I’ve been told that I’m a ‘pick’n’mix’ Catholic – one who chooses which part of Roman Catholicism suits me – and which I’d sooner leave alone. I don’t agree with the Church’s stance on homosexuality. I don’t think that a Church, which was ultimately fashioned by man, should be so exclusive. My God doesn’t pick and choose who should be let in. I have similar problems with the Vatican having so much money when its people around the world are wondering where their next meal comes from. My God encourages sharing of wealth rather than hording. I am a practising Catholic insofar as I go to Mass every Sunday and on the few holy days that haven’t been moved to Sundays for the general convenience of a busy public. It doesn’t matter than I don’t understand the sermon – I know the prayers by heart – and it’s a rare priest these days that has something to say worth listening to. But my week is simply not the same if I miss Mass.
In the church, the kids were very well behaved. It was their big day. It was the parents who showed a complete lack of reverance, treating the occasion like a family reunion. In the line to receive Communion, two dads were laughing out loud discussing at full volume whether hands should go right over left or left over right. Then one said with some authority: right over left because everyone knows that Jesus was left-handed – it’s written in the bible. No silence. No solemnity. No sacrament. No clue what was going on. Most probably hadn’t been in a church since they were married.
My parents say the rosary every night. When I’m home, I say it, too. And I know that I am the last of that particular generation. I’ve been brought up in the Catholic church with a set a principles and values that have been instilled in me over the years – not by lecture but by example.

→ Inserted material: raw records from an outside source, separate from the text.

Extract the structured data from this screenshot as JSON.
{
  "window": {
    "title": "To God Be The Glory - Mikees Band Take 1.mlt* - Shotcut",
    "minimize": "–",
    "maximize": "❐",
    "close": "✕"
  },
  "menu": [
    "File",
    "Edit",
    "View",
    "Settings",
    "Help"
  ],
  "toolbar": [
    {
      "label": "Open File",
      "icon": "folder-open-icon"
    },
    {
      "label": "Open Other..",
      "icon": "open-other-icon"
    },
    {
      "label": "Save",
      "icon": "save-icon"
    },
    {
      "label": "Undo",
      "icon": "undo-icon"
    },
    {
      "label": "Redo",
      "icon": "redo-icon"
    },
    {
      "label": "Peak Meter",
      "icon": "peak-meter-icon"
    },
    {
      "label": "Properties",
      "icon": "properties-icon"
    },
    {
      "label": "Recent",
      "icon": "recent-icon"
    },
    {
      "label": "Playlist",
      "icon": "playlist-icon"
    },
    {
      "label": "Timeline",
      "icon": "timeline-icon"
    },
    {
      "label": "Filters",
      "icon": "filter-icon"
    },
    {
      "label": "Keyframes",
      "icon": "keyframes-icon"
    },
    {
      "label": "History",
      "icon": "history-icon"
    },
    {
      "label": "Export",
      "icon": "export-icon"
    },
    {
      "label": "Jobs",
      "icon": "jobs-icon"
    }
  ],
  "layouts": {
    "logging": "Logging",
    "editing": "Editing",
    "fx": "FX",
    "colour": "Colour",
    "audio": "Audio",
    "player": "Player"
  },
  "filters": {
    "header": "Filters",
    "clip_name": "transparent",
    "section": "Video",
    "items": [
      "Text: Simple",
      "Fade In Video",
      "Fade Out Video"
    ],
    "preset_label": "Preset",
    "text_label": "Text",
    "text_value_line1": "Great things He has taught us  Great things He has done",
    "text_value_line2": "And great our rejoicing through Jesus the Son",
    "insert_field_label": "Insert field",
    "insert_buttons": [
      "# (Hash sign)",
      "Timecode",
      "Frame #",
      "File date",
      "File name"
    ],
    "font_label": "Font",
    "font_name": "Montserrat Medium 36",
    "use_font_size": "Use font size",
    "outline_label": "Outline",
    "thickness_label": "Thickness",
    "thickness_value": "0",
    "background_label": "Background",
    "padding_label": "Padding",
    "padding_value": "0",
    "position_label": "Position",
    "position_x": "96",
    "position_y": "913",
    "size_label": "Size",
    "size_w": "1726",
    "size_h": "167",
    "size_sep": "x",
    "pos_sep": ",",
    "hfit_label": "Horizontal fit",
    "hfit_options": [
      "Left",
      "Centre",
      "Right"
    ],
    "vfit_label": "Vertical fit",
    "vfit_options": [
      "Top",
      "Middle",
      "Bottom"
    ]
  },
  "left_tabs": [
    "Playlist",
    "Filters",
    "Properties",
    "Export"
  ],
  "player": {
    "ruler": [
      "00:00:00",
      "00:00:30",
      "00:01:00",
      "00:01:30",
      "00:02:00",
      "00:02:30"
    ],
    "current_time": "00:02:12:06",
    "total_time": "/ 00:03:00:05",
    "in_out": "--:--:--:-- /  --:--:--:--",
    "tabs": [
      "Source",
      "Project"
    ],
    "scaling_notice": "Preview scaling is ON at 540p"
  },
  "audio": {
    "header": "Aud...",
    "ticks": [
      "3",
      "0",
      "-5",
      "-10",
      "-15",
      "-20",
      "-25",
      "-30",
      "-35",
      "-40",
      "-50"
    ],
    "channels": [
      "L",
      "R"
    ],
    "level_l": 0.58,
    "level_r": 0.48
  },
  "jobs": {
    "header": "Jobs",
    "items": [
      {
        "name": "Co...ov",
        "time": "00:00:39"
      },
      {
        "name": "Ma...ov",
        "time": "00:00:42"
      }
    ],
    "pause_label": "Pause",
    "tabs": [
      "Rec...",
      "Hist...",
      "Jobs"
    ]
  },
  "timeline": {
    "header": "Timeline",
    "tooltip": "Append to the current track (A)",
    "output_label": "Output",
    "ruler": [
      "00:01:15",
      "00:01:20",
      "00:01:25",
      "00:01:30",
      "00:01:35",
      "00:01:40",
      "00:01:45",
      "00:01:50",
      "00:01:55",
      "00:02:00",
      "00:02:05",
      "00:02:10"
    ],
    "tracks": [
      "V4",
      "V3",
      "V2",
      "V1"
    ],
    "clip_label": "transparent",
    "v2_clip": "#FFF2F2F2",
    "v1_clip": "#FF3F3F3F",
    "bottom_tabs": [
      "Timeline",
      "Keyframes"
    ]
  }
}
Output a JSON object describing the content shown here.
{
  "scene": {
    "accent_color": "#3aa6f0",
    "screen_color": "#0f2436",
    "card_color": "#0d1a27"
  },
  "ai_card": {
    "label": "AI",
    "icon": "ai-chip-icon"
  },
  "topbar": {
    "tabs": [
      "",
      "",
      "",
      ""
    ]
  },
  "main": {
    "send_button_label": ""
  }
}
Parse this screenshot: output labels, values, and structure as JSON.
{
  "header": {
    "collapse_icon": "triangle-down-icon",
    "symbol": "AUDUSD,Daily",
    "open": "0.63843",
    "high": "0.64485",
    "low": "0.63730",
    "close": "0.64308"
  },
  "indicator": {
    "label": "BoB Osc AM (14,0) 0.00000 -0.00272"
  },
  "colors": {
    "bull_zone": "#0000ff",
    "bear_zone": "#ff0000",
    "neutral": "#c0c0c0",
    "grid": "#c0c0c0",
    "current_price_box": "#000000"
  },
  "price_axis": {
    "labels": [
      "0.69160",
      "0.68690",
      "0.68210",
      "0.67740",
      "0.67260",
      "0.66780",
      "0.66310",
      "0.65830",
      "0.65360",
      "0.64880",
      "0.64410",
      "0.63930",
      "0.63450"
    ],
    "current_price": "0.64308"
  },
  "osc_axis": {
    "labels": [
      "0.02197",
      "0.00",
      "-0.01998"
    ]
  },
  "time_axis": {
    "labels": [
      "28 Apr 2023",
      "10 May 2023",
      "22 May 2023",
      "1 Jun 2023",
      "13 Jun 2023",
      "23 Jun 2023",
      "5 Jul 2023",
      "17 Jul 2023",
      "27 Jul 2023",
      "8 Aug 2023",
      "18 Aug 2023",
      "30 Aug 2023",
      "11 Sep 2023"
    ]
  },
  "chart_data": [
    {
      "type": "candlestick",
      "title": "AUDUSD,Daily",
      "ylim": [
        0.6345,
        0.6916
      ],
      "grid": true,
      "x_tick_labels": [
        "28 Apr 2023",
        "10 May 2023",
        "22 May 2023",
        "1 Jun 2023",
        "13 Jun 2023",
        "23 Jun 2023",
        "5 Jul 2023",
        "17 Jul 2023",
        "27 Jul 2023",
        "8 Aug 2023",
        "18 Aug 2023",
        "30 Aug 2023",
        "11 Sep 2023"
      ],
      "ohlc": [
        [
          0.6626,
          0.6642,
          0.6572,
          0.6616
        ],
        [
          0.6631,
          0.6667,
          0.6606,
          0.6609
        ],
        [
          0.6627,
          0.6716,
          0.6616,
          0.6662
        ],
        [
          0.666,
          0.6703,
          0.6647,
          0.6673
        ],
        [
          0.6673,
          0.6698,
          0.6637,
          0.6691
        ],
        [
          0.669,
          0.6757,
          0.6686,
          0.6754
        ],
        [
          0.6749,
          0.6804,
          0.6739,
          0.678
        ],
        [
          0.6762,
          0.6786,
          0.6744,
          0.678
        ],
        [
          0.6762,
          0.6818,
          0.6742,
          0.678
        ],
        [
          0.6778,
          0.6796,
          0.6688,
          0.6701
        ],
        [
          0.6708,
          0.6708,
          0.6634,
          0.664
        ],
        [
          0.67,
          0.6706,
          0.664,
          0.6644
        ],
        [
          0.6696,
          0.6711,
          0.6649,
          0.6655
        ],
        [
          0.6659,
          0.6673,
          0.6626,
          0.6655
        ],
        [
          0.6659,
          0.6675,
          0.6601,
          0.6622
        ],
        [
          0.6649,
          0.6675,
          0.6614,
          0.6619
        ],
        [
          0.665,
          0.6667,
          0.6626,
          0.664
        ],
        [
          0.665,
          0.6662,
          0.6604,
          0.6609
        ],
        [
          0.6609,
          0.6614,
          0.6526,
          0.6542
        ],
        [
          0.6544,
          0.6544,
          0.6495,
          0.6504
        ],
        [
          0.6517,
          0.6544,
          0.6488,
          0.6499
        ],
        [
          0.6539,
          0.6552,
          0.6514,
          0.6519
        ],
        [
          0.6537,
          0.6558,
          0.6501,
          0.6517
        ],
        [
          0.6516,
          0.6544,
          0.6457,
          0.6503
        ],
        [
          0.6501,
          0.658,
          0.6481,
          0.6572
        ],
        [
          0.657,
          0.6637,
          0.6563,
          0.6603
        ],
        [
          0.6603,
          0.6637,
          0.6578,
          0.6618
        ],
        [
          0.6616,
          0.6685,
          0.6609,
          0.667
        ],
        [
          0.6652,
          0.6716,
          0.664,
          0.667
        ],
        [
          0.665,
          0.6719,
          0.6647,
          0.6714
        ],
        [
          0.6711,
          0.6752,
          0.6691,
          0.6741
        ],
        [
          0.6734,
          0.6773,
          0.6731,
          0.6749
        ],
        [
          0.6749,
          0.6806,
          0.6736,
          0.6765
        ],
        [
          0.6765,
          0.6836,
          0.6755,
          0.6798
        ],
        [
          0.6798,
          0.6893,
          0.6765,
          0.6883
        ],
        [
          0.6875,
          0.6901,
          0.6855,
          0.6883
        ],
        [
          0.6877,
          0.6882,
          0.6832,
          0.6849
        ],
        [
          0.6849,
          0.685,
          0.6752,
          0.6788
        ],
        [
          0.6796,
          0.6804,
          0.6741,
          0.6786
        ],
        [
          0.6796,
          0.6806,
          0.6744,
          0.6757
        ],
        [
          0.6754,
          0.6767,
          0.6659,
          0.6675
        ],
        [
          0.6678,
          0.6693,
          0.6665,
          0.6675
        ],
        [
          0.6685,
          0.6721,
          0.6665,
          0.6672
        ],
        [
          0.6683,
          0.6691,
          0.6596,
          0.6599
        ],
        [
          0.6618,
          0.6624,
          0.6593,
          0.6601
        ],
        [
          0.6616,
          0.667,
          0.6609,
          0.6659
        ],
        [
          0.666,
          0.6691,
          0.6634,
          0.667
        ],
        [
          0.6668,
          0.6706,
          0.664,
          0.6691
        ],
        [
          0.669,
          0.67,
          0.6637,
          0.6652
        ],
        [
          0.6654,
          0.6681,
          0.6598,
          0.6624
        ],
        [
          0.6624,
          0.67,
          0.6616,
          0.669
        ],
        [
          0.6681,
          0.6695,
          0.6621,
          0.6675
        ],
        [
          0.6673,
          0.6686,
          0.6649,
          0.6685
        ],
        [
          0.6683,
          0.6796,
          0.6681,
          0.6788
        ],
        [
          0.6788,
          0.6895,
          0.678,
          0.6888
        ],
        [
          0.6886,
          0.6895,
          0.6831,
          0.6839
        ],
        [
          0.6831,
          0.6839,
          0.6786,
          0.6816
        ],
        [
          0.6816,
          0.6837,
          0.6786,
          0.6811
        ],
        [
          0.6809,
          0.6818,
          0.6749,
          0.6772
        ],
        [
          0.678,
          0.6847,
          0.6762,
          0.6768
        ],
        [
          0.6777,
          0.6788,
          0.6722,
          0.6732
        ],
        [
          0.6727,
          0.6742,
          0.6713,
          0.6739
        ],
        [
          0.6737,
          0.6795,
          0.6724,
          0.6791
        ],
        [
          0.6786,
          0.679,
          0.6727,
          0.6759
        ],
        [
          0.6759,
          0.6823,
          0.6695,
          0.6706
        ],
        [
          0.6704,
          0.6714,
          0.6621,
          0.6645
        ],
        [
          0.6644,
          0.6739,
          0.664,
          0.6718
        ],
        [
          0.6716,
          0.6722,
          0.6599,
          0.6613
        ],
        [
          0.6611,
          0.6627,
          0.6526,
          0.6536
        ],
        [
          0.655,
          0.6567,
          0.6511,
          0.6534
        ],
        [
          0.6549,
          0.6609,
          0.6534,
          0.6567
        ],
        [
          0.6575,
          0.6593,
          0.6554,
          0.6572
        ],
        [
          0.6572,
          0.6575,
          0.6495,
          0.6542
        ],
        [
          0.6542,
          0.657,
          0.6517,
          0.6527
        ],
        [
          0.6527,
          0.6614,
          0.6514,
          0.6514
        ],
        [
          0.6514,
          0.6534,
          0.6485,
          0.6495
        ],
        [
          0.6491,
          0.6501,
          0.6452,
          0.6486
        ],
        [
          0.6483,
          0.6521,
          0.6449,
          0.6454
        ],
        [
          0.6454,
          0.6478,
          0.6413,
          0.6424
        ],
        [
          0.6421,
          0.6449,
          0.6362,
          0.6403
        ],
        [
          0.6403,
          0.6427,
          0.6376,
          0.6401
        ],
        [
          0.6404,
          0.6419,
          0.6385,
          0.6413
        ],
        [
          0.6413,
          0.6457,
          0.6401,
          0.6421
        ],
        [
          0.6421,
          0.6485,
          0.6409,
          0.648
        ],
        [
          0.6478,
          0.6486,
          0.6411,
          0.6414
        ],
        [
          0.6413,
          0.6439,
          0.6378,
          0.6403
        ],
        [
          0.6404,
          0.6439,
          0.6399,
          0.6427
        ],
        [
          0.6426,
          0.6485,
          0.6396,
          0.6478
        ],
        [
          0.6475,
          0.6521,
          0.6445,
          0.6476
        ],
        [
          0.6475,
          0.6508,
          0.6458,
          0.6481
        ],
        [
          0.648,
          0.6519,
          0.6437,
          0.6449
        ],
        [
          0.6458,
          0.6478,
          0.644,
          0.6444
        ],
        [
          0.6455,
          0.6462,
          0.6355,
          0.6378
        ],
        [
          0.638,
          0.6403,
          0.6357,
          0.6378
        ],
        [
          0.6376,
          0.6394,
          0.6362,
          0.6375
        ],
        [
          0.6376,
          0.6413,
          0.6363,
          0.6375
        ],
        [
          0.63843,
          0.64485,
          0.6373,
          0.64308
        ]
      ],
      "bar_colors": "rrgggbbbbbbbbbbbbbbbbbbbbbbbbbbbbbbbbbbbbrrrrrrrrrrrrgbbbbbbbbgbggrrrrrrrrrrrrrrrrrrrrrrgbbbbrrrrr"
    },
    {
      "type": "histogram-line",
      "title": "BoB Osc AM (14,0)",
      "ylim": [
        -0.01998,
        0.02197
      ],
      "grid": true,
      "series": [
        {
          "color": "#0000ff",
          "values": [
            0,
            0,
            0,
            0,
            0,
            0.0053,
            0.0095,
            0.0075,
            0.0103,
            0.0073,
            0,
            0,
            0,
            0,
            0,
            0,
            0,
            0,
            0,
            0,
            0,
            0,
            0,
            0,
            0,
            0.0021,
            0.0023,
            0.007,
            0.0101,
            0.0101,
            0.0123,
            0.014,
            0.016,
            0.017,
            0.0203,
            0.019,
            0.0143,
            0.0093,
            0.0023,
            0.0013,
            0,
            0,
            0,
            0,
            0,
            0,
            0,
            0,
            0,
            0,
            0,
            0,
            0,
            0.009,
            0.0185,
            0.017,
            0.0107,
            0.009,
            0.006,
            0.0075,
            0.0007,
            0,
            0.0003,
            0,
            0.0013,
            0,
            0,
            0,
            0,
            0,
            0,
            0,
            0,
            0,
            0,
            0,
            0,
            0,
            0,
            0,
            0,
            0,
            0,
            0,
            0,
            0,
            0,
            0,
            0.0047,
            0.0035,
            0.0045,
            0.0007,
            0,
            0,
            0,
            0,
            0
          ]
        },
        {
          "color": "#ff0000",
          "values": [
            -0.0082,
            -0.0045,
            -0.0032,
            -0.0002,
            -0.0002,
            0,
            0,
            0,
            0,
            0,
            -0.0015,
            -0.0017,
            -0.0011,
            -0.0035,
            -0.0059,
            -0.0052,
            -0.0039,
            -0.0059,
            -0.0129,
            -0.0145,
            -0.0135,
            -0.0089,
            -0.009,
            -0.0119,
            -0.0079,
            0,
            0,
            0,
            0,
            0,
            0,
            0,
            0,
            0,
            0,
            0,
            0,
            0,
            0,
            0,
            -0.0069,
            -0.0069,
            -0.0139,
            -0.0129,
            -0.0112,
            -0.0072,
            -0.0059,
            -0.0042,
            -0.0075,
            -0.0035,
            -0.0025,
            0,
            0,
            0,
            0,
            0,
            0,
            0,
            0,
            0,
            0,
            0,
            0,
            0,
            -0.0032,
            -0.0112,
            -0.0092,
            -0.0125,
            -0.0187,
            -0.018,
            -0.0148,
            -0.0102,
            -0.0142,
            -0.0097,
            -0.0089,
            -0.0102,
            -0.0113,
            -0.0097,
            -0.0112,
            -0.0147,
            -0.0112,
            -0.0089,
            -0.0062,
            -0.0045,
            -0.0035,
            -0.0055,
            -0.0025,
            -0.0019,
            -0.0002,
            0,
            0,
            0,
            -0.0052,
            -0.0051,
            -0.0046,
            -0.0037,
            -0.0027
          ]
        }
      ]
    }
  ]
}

Some I never really owned; others are very much a part of who I am.
This week, I am grateful for how my parents reared me – for their example, their respect, and their unfailing faith in God and in me.
Note: For a reminder of what the Grateful series is about, check out the post Grateful 52